Look through the data below for the string "Dossier", and copy every line where it turns up.

** INPUT MATERIAL follows **

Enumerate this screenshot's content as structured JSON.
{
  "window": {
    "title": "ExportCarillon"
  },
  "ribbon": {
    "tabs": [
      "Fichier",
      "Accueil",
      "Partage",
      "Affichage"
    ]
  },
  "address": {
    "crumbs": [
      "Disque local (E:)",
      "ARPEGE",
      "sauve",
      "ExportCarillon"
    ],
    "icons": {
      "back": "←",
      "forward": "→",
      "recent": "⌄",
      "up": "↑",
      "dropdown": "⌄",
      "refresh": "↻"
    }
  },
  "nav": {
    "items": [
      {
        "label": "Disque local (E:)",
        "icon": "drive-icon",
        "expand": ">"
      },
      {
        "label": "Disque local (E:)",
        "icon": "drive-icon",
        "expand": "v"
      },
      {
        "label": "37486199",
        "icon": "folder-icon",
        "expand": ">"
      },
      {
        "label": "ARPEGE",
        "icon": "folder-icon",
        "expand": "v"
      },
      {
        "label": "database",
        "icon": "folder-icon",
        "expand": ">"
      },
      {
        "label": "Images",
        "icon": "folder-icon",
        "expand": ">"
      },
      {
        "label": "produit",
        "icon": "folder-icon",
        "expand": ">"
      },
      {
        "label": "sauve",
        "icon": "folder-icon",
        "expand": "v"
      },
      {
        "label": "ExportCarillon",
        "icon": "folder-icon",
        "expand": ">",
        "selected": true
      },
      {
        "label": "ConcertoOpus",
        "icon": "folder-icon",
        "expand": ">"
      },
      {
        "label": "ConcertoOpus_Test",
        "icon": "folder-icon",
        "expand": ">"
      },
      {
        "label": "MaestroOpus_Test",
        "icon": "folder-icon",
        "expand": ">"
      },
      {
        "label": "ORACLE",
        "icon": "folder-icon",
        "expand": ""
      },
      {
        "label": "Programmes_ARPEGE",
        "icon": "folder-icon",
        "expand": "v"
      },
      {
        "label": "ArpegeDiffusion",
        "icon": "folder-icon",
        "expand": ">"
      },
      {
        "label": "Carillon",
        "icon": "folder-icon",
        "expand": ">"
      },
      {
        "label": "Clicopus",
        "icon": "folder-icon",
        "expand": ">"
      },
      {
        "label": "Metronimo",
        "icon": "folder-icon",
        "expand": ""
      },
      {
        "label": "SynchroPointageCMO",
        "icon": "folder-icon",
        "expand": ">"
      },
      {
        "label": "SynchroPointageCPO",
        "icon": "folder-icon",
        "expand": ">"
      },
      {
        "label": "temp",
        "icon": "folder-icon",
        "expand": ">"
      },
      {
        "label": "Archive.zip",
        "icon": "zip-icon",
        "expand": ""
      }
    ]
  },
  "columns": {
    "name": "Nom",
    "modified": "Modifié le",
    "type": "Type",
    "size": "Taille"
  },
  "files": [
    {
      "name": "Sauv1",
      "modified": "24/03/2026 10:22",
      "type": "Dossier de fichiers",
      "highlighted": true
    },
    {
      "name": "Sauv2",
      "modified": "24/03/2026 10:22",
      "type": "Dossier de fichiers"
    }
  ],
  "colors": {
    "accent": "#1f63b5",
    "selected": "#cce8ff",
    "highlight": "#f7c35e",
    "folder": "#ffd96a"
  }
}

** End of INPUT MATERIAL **

**RESULT:**
      "type": "Dossier de fichiers",
      "type": "Dossier de fichiers"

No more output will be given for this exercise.